Work to be completed:
Each line of the listing that contains "true" should be found and copied.

Provided records:

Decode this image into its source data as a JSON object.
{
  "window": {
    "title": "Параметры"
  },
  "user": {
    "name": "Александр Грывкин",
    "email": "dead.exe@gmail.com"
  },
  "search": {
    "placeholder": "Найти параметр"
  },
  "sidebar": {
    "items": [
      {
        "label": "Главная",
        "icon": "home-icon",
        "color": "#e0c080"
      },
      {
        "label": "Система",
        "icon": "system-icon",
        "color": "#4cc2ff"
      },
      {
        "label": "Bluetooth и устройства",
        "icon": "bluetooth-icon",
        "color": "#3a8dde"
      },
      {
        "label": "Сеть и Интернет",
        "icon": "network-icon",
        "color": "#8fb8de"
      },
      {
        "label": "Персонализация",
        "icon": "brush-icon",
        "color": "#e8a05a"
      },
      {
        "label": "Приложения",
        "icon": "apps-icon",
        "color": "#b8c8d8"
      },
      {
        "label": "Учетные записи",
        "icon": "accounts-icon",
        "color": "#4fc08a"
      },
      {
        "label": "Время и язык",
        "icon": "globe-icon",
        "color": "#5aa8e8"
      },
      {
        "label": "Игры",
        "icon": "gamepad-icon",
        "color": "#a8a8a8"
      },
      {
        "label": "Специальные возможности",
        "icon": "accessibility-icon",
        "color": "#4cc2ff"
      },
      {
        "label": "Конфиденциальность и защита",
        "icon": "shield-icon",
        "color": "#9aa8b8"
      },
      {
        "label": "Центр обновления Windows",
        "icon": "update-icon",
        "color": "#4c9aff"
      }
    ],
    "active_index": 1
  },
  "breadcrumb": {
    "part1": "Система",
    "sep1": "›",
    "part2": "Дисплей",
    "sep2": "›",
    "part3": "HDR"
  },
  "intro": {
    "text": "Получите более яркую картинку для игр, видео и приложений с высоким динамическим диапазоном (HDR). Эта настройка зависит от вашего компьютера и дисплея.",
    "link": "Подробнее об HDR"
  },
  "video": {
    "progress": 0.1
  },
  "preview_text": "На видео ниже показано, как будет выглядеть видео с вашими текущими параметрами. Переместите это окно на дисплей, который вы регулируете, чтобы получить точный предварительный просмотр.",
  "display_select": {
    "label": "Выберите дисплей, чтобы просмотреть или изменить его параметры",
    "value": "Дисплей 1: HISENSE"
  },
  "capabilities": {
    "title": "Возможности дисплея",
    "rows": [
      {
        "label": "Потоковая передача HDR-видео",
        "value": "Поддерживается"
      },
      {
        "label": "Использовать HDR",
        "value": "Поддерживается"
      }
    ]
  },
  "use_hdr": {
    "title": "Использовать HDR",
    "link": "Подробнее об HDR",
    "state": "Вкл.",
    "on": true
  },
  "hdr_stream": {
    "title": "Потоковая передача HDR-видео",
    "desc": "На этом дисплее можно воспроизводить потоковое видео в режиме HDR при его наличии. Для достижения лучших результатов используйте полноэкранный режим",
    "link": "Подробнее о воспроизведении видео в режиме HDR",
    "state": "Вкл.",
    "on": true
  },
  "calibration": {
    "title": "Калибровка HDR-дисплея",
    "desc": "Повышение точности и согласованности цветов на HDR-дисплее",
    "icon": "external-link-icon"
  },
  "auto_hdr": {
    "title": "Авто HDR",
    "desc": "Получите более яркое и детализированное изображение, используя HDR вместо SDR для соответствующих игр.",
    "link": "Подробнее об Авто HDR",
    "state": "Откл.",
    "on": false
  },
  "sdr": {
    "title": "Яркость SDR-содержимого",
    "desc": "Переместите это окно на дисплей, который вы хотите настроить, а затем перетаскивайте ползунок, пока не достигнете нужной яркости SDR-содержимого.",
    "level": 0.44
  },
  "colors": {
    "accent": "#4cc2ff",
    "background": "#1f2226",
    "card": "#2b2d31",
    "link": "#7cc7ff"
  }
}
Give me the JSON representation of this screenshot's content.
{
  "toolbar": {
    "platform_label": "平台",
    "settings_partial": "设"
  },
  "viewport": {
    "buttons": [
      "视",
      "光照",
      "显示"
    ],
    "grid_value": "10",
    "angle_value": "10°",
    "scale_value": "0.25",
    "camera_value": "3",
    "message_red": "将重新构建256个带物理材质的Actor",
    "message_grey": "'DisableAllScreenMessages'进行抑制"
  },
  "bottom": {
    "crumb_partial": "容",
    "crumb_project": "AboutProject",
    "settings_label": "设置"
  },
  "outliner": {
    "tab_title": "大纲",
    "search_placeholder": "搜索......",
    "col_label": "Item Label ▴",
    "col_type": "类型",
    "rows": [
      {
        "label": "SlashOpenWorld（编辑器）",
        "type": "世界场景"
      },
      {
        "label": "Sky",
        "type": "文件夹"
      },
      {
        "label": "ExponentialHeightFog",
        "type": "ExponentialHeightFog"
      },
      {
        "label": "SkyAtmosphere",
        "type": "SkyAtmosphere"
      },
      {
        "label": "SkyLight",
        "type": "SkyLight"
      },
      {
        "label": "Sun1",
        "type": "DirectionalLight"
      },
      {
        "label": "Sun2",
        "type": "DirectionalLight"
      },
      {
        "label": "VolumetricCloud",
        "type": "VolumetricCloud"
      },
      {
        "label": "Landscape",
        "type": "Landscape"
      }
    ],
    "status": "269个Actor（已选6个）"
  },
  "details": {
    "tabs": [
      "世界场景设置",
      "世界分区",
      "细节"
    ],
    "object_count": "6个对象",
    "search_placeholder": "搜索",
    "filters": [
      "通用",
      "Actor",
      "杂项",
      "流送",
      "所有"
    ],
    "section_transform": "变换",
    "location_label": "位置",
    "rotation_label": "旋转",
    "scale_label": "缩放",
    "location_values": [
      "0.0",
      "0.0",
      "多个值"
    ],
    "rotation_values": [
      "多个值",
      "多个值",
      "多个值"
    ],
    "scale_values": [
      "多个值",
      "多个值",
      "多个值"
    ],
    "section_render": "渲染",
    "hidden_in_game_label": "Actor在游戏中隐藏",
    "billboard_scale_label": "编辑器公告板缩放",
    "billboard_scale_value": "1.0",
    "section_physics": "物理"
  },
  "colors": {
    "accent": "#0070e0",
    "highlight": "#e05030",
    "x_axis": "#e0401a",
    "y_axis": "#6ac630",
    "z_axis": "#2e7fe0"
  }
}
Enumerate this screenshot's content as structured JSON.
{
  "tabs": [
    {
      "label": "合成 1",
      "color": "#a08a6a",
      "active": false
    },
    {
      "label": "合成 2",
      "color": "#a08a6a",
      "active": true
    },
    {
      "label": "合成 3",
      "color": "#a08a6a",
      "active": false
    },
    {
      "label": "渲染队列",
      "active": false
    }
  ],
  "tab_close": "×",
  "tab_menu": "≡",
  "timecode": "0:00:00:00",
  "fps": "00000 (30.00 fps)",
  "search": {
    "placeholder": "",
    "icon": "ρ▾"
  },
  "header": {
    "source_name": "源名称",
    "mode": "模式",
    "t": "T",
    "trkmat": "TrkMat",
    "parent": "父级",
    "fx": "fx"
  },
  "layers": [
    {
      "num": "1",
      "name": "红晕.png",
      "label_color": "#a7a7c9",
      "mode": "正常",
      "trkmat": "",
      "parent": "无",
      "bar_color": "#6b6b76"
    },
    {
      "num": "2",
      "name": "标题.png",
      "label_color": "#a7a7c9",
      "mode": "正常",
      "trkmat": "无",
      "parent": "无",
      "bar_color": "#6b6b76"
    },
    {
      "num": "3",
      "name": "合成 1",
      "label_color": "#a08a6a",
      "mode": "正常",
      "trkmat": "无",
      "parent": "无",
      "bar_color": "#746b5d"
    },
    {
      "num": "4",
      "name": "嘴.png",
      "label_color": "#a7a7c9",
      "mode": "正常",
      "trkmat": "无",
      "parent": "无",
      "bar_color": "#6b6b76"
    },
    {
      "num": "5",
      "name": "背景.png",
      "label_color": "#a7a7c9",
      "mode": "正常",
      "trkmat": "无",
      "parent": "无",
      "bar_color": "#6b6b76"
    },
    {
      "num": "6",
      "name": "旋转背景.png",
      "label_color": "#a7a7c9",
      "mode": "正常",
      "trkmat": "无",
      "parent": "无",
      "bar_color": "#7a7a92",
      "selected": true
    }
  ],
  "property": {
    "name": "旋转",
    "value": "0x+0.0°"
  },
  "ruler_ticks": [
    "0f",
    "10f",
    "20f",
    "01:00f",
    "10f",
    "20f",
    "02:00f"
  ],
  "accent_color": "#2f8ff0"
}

Solution to this exercise:
    "on": true
    "on": true
      "active": true
      "selected": true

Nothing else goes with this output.